“We’ve put things off to the point where they now need to be addressed,” Roby said. “Maybe another 25-cent tax would cover it, that’s just a rough guess on my part. Once these were taken care of and paid off, something like that could be retired.”

When Roby was a Ward 3 alderman in 2008, he voted to place Proposition 1, a six-year, 35-cent tax-rate increase, before voters. The plan initially was recommended by then-Mayor Roy Robinson, and aldermen voted 7-1 to send it to voters, with former Ward 3 Alderman Jerry Miguel opposed. Voters rejected the tax-rate hike 71.66 percent to 28.34 percent.

At the time, Roby questioned whether the funds from Proposition 1 would be enough to solve the city’s financial issues.

The idea of building a new City Hall first came up during budget talks last year due to the current disrepair of City Hall, where a tarp covers the leaky skylight in the atrium.

“On a good rainy day, you’ll find four or five buckets in the middle of our City Hall lobby catching water,” Roby said. “We’ve got a wall outside the Fire Department that’s ready to fall over, the water damage is terrible.
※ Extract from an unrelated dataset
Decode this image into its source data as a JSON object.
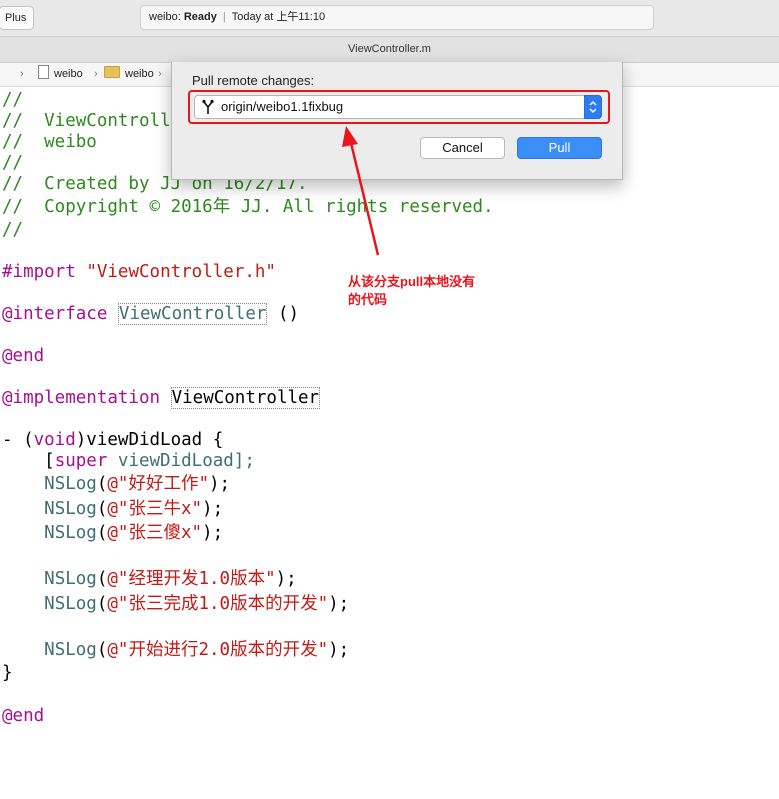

We’ve got cracks in our walls in our City Hall.”

The capital list includes $15,000 to replace the City Hall skylights, but not a new building.

City officials also hope to fund a number of Community Center upgrades and repairs, including $120,000 for an HVAC system, $80,000 for replacing part of the roof and $85,000 for new exercise equipment.

Some of the items on the list for the Aquatic Center are $120,000 for a splash pad, $120,000 for the second slide called for in the parks master plan, $35,000 for pool upgrades, $30,000 to sandblast and paint the lazy river and $20,000 for a new roof.

If aldermen do not want to place a measure before voters, Roby emphasized that they need to include enough money in each year’s budget for facilities so that the list of capital improvements does not keep growing at an unsustainable rate. Even without a dedicated tax, if money is allocated each year to facilities the board could maybe whittle away the list in five or six years, Roby said, noting that the list was much lower when he was an alderman.

But between then and now, the economy took a turn for the worse and Crestwood Plaza closed, he added.

“This number was down to $240,000, and it’s climbed to $1.9 million,” Roby said. “A lot of that is we’ve been through some tough times.”

Ayouaz distributed 500 fliers for the event, and eight citizens attended the meeting, including two former Ward 4 Aldermen, Steve Nieder and Michael Vincent.

Resident John Bell told Roby that any request for the public to increase taxes will be doomed if the city approves the $28 million in tax incentives, including tax-increment financing, or TIF, requested by the owner of the former mall, UrbanStreet, for a $100 million redevelopment plan.

“Any tax appeal will be dead in the water if in the interim — before, during or after this development — the city decides to give away $28 million, $2.8 million or $1 in taxes that are forfeited at the very time that there will be an increased pressure on police and fire and public works to serve that development,” Bell said.

Roby contrasted taxes paid by Crestwood residents to Affton residents, who pay $1.24 per $100 of assessed valuation to the Affton Fire Protection District, and Sunset Hills residents, who pay the Fenton Fire Protection District $1.04 or Mehlville 71 cents.

“We had a cash cow in Crestwood mall, and now that the mall’s gone, we’re still paying that same low tax,” he said. “And you’re getting four different services for that, your police, your fire, your parks and your streets, public works. If you divided those by four, that’s 6 cents for fire service. It’s pretty cheap.”